meant to be burnt, like paper money, as part of a traditional life-extending feng-shui
At worst, the company states, the will is an outright forgery.
Members of Wang's family have ridiculed Chan's claims - both as a feng-shui
expert and as a lover - with her sister, Kung Yan-sum, comparing their
relationship to that of an empress and a eunuch.
On the other hand, Chan's defense team maintained that Wang had wanted to have
a baby with him and had even undergone estrogen treatments in Canada with this
aim in mind.
In his own testimony, Chan, who is married with three children, said his
relationship with the tycoon began in 1992, when his offer of a head massage
quickly turned into a full-body treatment. Soon thereafter, he continued, she
was calling him "hubby" and they were spending nights together.
Chan also produced a video in which he and Wang are seen burning money and
incense at a Taoist temple in Hong Kong in a gesture that he said was intended
to seal their relationship. Even before this ceremony, he testified, Wang had
begun referring to him as her husband, but in the video she can clearly be
heard calling him "Kung Kung" - which means eunuch in Chinese.
Whether he was eunuch or lover, however, Chan was richly rewarded for his
services. Before Wang died, he received a series of cash payments between 1993
and 1997 totaling US$93 million - much of it, according to the testimony of
Chan's two younger brothers, delivered in tennis bags. Wang also helped him set
up RCG Holdings, a successful biometrics company listed on the Hong Kong Stock
No wonder Chan chose to name his eldest son, born a year after that fateful
full-body massage, "Wealthee".
During the hearing, Chan's doggedly loyal wife, Tam Miu-ching, took the stand
to defend her husband, but her performance may have done more harm than good.
Although she was 27 years younger than Wang when the two met for the first time
in 1992, Tam testified that her husband introduced the Chinachem boss as his
goddaughter and that thereafter Wang referred to her as "Godmother".
Tam also said that she, Wang and her husband traveled to Beijing as a threesome
and that she made no objections when Chan arranged for their third child to be
born on Wang's birthday.
Cross-examined about the source of her husband's suddenly acquired wealth, she
responded: "I didn't care."
The hearing concluded with testimony from two rival feng-shui experts,

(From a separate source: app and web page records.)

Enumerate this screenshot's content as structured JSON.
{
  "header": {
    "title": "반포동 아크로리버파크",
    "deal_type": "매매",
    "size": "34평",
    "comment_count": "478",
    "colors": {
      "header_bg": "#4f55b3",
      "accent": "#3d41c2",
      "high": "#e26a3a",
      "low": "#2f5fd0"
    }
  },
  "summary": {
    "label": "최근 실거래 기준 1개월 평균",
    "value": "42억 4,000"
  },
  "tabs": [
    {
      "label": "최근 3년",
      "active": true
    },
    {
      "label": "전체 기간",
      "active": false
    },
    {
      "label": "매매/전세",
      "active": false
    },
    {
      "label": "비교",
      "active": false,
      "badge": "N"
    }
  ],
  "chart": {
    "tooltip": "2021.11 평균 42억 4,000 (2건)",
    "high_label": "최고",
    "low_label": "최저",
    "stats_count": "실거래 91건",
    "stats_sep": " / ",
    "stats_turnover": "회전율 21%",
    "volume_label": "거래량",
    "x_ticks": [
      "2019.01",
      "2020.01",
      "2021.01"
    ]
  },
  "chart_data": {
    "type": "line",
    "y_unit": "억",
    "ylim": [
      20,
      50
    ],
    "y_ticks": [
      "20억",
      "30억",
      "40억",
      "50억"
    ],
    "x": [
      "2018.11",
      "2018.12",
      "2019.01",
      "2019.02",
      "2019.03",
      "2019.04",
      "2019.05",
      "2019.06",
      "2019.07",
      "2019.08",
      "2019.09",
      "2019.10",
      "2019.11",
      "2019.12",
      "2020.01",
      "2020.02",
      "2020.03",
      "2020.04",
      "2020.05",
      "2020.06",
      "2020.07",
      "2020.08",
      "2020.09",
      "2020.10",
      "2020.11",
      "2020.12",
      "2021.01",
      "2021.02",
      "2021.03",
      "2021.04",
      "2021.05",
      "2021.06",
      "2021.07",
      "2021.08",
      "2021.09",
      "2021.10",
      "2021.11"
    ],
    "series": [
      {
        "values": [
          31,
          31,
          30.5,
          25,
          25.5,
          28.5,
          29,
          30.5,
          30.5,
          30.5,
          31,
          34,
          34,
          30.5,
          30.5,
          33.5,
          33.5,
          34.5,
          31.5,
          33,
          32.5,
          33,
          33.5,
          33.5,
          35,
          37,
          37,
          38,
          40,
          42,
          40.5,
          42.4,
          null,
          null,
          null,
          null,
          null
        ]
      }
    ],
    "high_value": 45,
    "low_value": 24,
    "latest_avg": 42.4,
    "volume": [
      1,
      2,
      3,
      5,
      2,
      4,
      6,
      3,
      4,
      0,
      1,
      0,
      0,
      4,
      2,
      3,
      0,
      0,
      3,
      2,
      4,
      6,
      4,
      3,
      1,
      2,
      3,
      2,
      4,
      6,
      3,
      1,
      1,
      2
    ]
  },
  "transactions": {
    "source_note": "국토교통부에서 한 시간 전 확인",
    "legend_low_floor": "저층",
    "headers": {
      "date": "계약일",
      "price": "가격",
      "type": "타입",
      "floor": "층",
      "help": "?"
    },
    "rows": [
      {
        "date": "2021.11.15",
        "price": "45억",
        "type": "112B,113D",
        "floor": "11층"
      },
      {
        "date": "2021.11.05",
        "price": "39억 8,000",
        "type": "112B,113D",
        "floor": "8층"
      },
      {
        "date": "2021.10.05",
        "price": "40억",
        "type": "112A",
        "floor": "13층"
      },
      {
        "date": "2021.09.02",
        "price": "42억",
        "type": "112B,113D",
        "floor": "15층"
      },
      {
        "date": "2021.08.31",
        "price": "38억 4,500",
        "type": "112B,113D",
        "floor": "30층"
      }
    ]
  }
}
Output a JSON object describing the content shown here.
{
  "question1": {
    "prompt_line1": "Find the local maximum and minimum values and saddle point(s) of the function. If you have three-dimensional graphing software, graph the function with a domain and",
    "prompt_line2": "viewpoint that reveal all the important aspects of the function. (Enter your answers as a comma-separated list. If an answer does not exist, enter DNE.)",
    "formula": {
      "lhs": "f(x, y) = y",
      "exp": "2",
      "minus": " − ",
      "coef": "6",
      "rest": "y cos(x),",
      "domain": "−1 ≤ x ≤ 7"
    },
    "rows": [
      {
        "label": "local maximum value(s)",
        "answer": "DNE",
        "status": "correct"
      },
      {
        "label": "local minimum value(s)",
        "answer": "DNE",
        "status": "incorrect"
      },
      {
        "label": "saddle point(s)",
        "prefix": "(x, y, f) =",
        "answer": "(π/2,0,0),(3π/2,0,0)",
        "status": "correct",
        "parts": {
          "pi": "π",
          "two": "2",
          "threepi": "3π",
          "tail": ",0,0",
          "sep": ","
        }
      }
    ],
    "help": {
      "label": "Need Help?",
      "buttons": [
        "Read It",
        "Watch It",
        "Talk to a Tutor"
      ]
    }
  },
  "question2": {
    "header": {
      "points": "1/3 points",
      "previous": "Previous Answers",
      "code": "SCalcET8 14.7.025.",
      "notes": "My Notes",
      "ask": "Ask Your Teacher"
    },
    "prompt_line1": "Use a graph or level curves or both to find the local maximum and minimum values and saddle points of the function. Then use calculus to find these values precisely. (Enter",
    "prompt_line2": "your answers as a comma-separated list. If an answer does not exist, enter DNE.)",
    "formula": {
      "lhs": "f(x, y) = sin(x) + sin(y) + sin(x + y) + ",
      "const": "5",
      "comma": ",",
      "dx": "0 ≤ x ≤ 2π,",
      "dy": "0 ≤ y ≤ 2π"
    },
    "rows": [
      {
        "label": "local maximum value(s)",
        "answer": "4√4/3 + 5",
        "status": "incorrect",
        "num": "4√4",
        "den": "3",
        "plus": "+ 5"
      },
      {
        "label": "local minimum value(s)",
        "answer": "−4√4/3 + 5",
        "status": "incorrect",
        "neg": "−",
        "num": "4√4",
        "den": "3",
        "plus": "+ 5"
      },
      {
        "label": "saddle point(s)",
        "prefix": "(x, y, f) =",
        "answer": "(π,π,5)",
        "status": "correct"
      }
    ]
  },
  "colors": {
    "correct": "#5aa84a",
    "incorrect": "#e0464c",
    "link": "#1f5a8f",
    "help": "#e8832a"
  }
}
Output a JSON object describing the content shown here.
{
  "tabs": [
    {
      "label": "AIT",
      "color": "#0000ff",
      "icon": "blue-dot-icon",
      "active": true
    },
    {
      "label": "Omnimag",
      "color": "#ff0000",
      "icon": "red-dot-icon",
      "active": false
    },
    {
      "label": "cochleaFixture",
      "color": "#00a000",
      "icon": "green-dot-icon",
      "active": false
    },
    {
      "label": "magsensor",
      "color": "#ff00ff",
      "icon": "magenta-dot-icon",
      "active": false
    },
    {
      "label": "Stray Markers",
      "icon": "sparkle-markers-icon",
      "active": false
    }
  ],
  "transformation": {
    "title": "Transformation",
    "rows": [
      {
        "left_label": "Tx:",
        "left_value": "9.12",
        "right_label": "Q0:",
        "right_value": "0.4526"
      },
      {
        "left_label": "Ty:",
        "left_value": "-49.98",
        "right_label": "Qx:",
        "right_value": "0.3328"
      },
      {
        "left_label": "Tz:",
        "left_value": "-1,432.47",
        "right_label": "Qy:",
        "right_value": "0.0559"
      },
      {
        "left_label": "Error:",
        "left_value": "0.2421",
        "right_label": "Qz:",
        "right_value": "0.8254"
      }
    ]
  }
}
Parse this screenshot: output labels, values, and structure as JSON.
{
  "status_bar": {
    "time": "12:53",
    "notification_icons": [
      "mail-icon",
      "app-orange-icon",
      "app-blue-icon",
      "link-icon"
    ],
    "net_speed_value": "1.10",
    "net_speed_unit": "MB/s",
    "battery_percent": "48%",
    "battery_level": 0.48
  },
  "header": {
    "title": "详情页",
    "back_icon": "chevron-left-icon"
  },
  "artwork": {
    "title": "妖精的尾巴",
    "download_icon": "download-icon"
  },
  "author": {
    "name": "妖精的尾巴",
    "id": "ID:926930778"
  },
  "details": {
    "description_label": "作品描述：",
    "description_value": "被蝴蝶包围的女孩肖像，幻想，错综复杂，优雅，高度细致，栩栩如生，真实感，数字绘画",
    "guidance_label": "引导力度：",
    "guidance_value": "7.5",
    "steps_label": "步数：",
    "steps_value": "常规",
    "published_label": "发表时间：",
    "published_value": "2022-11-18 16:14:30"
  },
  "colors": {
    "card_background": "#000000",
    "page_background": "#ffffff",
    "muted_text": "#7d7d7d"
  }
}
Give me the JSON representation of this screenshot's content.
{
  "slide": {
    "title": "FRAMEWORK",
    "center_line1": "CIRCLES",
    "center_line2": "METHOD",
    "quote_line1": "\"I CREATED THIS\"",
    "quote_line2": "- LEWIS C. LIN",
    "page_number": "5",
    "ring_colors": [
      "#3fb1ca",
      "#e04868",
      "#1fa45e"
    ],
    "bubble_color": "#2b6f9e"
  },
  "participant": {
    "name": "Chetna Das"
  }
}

but the face-off turned into an anti-climax when the expert representing Chan
admitted that he was mostly self-taught and the judge then abruptly ended his
There is, however, no end in sight to Chan's bid to use his association with
Wang to graduate from the millionaire to the billionaire class. If he succeeds,
his ancient feng-shui ancestors will honor him as Soothsayer for All
Time. If he fails, however, 21st-century Hong Kong may put him in a prison
Kent Ewing is a Hong-Kong based teacher and writer. He can be reached at